* [ABOUT THIS TASK] Identical copies of all the records below are needed.

* [TASK INPUTS]
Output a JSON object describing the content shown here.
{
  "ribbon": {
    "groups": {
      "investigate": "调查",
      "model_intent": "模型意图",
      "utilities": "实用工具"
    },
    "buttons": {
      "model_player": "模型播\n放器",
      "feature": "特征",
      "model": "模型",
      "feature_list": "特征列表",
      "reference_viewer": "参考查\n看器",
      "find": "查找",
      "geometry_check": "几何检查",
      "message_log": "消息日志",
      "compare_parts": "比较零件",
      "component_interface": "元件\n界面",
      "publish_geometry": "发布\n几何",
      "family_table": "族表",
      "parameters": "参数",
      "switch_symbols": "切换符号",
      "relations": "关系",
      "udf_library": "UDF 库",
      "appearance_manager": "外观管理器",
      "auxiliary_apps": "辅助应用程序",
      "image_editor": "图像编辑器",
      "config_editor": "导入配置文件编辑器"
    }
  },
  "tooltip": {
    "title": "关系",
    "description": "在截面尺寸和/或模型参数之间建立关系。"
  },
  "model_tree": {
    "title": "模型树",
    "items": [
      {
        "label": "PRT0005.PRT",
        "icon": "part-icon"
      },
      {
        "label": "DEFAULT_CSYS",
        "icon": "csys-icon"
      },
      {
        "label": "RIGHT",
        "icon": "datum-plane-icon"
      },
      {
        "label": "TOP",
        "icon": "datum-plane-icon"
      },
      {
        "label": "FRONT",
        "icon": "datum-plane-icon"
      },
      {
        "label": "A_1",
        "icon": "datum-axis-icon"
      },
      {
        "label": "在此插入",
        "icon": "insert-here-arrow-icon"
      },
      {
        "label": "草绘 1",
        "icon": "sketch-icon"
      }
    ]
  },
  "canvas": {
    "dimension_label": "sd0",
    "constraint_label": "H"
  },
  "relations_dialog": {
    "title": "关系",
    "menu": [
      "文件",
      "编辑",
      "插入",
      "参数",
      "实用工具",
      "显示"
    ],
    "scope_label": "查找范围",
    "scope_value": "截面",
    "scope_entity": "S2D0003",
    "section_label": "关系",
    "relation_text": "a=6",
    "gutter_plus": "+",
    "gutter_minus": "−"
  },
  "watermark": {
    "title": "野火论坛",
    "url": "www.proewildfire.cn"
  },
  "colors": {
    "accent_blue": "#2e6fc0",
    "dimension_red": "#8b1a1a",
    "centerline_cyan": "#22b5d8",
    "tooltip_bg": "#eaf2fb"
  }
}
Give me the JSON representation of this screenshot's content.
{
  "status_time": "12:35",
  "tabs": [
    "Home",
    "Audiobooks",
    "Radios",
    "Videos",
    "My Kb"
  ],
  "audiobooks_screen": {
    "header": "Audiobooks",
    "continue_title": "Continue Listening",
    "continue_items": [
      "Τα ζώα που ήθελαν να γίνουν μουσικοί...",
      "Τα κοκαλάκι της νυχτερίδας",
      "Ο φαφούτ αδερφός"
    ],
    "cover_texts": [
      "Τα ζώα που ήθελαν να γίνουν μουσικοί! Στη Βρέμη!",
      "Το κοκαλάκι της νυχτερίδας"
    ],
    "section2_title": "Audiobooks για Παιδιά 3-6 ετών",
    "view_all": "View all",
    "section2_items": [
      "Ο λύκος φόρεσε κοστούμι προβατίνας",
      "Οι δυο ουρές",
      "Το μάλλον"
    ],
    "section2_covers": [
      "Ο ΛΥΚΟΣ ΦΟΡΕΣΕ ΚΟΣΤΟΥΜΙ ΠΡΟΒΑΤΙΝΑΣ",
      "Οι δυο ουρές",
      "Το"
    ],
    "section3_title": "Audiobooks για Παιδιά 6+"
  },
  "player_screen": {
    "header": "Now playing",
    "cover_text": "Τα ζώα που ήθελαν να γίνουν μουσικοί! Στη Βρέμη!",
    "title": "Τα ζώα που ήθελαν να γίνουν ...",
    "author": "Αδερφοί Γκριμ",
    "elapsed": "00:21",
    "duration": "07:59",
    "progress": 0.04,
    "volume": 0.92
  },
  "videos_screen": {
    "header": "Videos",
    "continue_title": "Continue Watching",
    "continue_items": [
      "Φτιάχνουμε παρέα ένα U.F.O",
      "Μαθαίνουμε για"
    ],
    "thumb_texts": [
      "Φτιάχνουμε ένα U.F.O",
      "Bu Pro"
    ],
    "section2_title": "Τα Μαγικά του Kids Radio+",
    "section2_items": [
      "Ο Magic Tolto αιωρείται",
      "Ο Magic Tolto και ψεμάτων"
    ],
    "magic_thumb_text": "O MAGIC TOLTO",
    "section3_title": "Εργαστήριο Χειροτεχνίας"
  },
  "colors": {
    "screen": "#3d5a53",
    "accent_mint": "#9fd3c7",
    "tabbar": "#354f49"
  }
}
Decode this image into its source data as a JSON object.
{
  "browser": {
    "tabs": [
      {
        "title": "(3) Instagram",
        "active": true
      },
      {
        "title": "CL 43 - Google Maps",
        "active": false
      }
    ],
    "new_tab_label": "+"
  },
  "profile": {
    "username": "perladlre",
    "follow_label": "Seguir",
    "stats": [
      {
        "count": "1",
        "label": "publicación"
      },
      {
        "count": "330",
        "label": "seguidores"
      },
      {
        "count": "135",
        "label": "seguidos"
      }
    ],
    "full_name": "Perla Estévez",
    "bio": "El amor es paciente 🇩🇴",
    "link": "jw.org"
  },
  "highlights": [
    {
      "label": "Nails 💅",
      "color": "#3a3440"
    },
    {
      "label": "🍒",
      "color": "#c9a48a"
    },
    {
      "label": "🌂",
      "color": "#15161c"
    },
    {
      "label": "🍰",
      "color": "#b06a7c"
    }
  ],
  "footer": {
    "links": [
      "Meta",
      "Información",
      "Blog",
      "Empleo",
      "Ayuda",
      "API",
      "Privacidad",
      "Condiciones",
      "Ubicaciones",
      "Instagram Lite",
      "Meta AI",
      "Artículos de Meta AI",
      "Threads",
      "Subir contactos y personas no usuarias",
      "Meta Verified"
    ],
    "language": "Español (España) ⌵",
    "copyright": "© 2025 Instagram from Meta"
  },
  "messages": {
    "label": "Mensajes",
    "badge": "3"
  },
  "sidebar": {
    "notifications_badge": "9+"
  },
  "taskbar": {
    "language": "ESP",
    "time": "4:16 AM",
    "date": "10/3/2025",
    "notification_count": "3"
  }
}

* [EXERCISE SOLUTION]
Output a JSON object describing the content shown here.
{
  "ribbon": {
    "groups": {
      "investigate": "调查",
      "model_intent": "模型意图",
      "utilities": "实用工具"
    },
    "buttons": {
      "model_player": "模型播\n放器",
      "feature": "特征",
      "model": "模型",
      "feature_list": "特征列表",
      "reference_viewer": "参考查\n看器",
      "find": "查找",
      "geometry_check": "几何检查",
      "message_log": "消息日志",
      "compare_parts": "比较零件",
      "component_interface": "元件\n界面",
      "publish_geometry": "发布\n几何",
      "family_table": "族表",
      "parameters": "参数",
      "switch_symbols": "切换符号",
      "relations": "关系",
      "udf_library": "UDF 库",
      "appearance_manager": "外观管理器",
      "auxiliary_apps": "辅助应用程序",
      "image_editor": "图像编辑器",
      "config_editor": "导入配置文件编辑器"
    }
  },
  "tooltip": {
    "title": "关系",
    "description": "在截面尺寸和/或模型参数之间建立关系。"
  },
  "model_tree": {
    "title": "模型树",
    "items": [
      {
        "label": "PRT0005.PRT",
        "icon": "part-icon"
      },
      {
        "label": "DEFAULT_CSYS",
        "icon": "csys-icon"
      },
      {
        "label": "RIGHT",
        "icon": "datum-plane-icon"
      },
      {
        "label": "TOP",
        "icon": "datum-plane-icon"
      },
      {
        "label": "FRONT",
        "icon": "datum-plane-icon"
      },
      {
        "label": "A_1",
        "icon": "datum-axis-icon"
      },
      {
        "label": "在此插入",
        "icon": "insert-here-arrow-icon"
      },
      {
        "label": "草绘 1",
        "icon": "sketch-icon"
      }
    ]
  },
  "canvas": {
    "dimension_label": "sd0",
    "constraint_label": "H"
  },
  "relations_dialog": {
    "title": "关系",
    "menu": [
      "文件",
      "编辑",
      "插入",
      "参数",
      "实用工具",
      "显示"
    ],
    "scope_label": "查找范围",
    "scope_value": "截面",
    "scope_entity": "S2D0003",
    "section_label": "关系",
    "relation_text": "a=6",
    "gutter_plus": "+",
    "gutter_minus": "−"
  },
  "watermark": {
    "title": "野火论坛",
    "url": "www.proewildfire.cn"
  },
  "colors": {
    "accent_blue": "#2e6fc0",
    "dimension_red": "#8b1a1a",
    "centerline_cyan": "#22b5d8",
    "tooltip_bg": "#eaf2fb"
  }
}
Give me the JSON representation of this screenshot's content.
{
  "status_time": "12:35",
  "tabs": [
    "Home",
    "Audiobooks",
    "Radios",
    "Videos",
    "My Kb"
  ],
  "audiobooks_screen": {
    "header": "Audiobooks",
    "continue_title": "Continue Listening",
    "continue_items": [
      "Τα ζώα που ήθελαν να γίνουν μουσικοί...",
      "Τα κοκαλάκι της νυχτερίδας",
      "Ο φαφούτ αδερφός"
    ],
    "cover_texts": [
      "Τα ζώα που ήθελαν να γίνουν μουσικοί! Στη Βρέμη!",
      "Το κοκαλάκι της νυχτερίδας"
    ],
    "section2_title": "Audiobooks για Παιδιά 3-6 ετών",
    "view_all": "View all",
    "section2_items": [
      "Ο λύκος φόρεσε κοστούμι προβατίνας",
      "Οι δυο ουρές",
      "Το μάλλον"
    ],
    "section2_covers": [
      "Ο ΛΥΚΟΣ ΦΟΡΕΣΕ ΚΟΣΤΟΥΜΙ ΠΡΟΒΑΤΙΝΑΣ",
      "Οι δυο ουρές",
      "Το"
    ],
    "section3_title": "Audiobooks για Παιδιά 6+"
  },
  "player_screen": {
    "header": "Now playing",
    "cover_text": "Τα ζώα που ήθελαν να γίνουν μουσικοί! Στη Βρέμη!",
    "title": "Τα ζώα που ήθελαν να γίνουν ...",
    "author": "Αδερφοί Γκριμ",
    "elapsed": "00:21",
    "duration": "07:59",
    "progress": 0.04,
    "volume": 0.92
  },
  "videos_screen": {
    "header": "Videos",
    "continue_title": "Continue Watching",
    "continue_items": [
      "Φτιάχνουμε παρέα ένα U.F.O",
      "Μαθαίνουμε για"
    ],
    "thumb_texts": [
      "Φτιάχνουμε ένα U.F.O",
      "Bu Pro"
    ],
    "section2_title": "Τα Μαγικά του Kids Radio+",
    "section2_items": [
      "Ο Magic Tolto αιωρείται",
      "Ο Magic Tolto και ψεμάτων"
    ],
    "magic_thumb_text": "O MAGIC TOLTO",
    "section3_title": "Εργαστήριο Χειροτεχνίας"
  },
  "colors": {
    "screen": "#3d5a53",
    "accent_mint": "#9fd3c7",
    "tabbar": "#354f49"
  }
}
Decode this image into its source data as a JSON object.
{
  "browser": {
    "tabs": [
      {
        "title": "(3) Instagram",
        "active": true
      },
      {
        "title": "CL 43 - Google Maps",
        "active": false
      }
    ],
    "new_tab_label": "+"
  },
  "profile": {
    "username": "perladlre",
    "follow_label": "Seguir",
    "stats": [
      {
        "count": "1",
        "label": "publicación"
      },
      {
        "count": "330",
        "label": "seguidores"
      },
      {
        "count": "135",
        "label": "seguidos"
      }
    ],
    "full_name": "Perla Estévez",
    "bio": "El amor es paciente 🇩🇴",
    "link": "jw.org"
  },
  "highlights": [
    {
      "label": "Nails 💅",
      "color": "#3a3440"
    },
    {
      "label": "🍒",
      "color": "#c9a48a"
    },
    {
      "label": "🌂",
      "color": "#15161c"
    },
    {
      "label": "🍰",
      "color": "#b06a7c"
    }
  ],
  "footer": {
    "links": [
      "Meta",
      "Información",
      "Blog",
      "Empleo",
      "Ayuda",
      "API",
      "Privacidad",
      "Condiciones",
      "Ubicaciones",
      "Instagram Lite",
      "Meta AI",
      "Artículos de Meta AI",
      "Threads",
      "Subir contactos y personas no usuarias",
      "Meta Verified"
    ],
    "language": "Español (España) ⌵",
    "copyright": "© 2025 Instagram from Meta"
  },
  "messages": {
    "label": "Mensajes",
    "badge": "3"
  },
  "sidebar": {
    "notifications_badge": "9+"
  },
  "taskbar": {
    "language": "ESP",
    "time": "4:16 AM",
    "date": "10/3/2025",
    "notification_count": "3"
  }
}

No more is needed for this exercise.